In Not a Hero, you can unlock several playable characters as you progress in the game and succeed in doing challenges within the levels to gain approval ratings. Each playable character has a certain play style change, each with different guns, sub weapons, perks and speeds. These range from Steve who is an all rounder with great accuracy, to Mike the close quarter, fast execution maniac and Stanley the hammer wielding delusional superhero. The playable characters available are an excellently colorful cast that offers a lot of variety. Personally, Mike is my go to, it feels amazing blitzing through levels as him.
In terms of variety, the game has 24 levels, 3 being unlocked when you fully complete all 21 base-game levels. By fully complete, I mean, each level has a main objective you must beat in order to move on, and 3 side objectives you do whilst you’re in the level. It’s pretty easy early on, but as you hit the later levels, it gets infuriating. It’ll get to the point where unless you’re extremely perceptive, you’ll most likely be running through a level constantly until you have the layout of the level in your head solidified.

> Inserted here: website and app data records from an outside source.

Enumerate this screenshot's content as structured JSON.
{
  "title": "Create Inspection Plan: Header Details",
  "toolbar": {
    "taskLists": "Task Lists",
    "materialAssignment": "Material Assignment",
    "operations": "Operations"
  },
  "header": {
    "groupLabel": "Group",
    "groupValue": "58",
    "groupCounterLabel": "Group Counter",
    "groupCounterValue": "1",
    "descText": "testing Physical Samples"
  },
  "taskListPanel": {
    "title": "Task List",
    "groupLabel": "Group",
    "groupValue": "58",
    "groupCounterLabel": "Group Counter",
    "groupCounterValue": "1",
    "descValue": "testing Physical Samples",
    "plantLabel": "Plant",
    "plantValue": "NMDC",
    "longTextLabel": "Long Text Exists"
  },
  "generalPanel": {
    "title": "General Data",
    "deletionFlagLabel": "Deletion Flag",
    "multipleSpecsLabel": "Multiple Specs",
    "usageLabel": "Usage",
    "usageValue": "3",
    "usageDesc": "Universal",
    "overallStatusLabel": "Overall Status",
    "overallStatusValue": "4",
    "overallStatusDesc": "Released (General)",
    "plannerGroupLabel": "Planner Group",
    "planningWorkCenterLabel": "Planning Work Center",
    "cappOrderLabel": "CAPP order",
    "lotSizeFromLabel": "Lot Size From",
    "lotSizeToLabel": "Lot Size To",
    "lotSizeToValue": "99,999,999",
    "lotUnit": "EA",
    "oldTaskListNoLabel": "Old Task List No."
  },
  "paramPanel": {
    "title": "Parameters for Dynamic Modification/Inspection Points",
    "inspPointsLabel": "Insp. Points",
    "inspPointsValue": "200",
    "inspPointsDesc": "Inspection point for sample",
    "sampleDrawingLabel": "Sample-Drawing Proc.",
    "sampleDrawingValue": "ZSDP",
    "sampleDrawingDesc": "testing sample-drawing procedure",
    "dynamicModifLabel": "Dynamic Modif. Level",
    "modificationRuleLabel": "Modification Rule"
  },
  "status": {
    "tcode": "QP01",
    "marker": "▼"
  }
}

The visual style of Not a Hero is exceedingly colorful and it hits home with the brutal onslaught of deaths you wrought as you run through the level. It ties in with the concept of Bunnylord, an over-the-top, lovable, misunderstood sociopath who is willing to get his hands dirty for the sake of his Mayorship. The goofy pixel art levels filled with blood and gore doesn’t get detracted when you start to see how light hearted the game is.
It also helps that the music also fits into the art style of the game. I can not stop praising the music in this game, all of the music is very well done and does a twist on genre whilst staying electronic and chiptune.
As far as negative feelings towards the game, while not overly negative, the lack of cohesive options in the settings has been something I addressed to the developers. The inability to adjust music and sound, lowering or increasing resolution, increase/decrease graphics settings for low end systems and the like.
Not a Hero is an insanely chaotic game that has it’s share of frenzied bloodlust and happy-go-lucky thrill ride as you push right through the challenging levels and helping Bunnylord achieve his dream. With only a lack of settings holding it back; the game is truly an enjoyable experience.